I love your resolution. If there's one thing I've learned from IF, it's that you can't really imagine what something will feel like until you experience it yourself, so judging others is just ridiculous.

Anonymous said...

I loved The Queen too! Actually saw it twice. The subtle portrayal of the tiny emotional waves she had was amazing. I love characters who are true to themselves and who are neither good nor bad.

Great post! By the way, I came out of the closet with my IF this holiday to my two best friends and now even on my blog today. It felt like the right time.

Happy New Years!

Anonymous said...

Happy New Year! I want to thank you also. Your blog was sort of the inspiration for me starting mine. I had been reading them, but hadn't acted until I started reading yours. So, thank you dear Queen for helping me get my voice out there!

onelongyarn said...

Hey Mel! LTNS & Happy 2007! I’m just reading back to catch up on your posts from the last few weeks, and had to say that I was really touched by this post. So gracefully written. I thank you for this blog. I have enjoyed getting to know you here, and have been so grateful to “meet” so many others through the links you list.

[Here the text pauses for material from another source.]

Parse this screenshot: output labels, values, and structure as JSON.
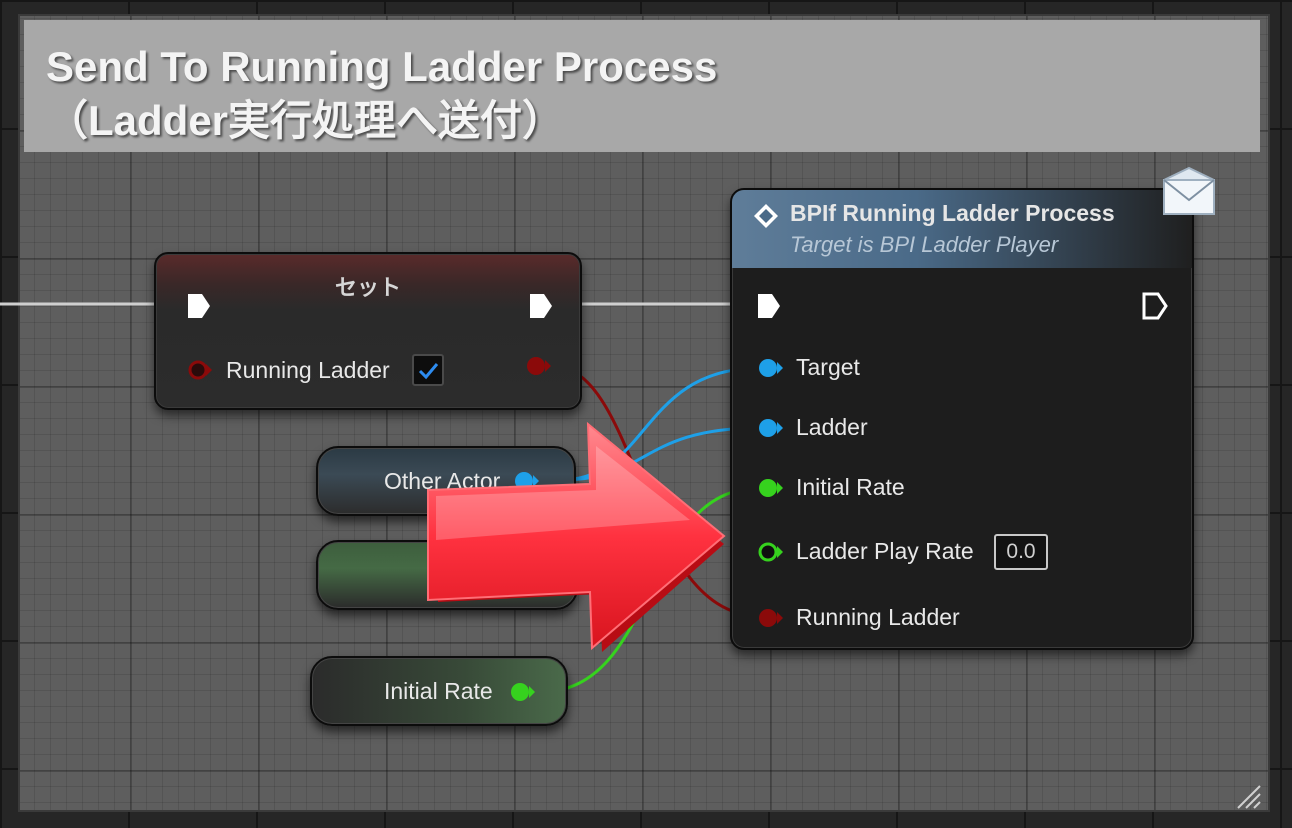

Your pomegranate piece, read by a friend of mine, was the one that brought me here. The concept has been adopted by a small group of my friends, and when I got home from a recent trip, I received a whole box full of pomegranate products. It was such a tender, life-affirming gesture. I just wanted you to know that the ripples of your blog extend far out into the world, bringing light and joy to the hearts of women and men who have been touched by the pain of infertility.

Much love, celeste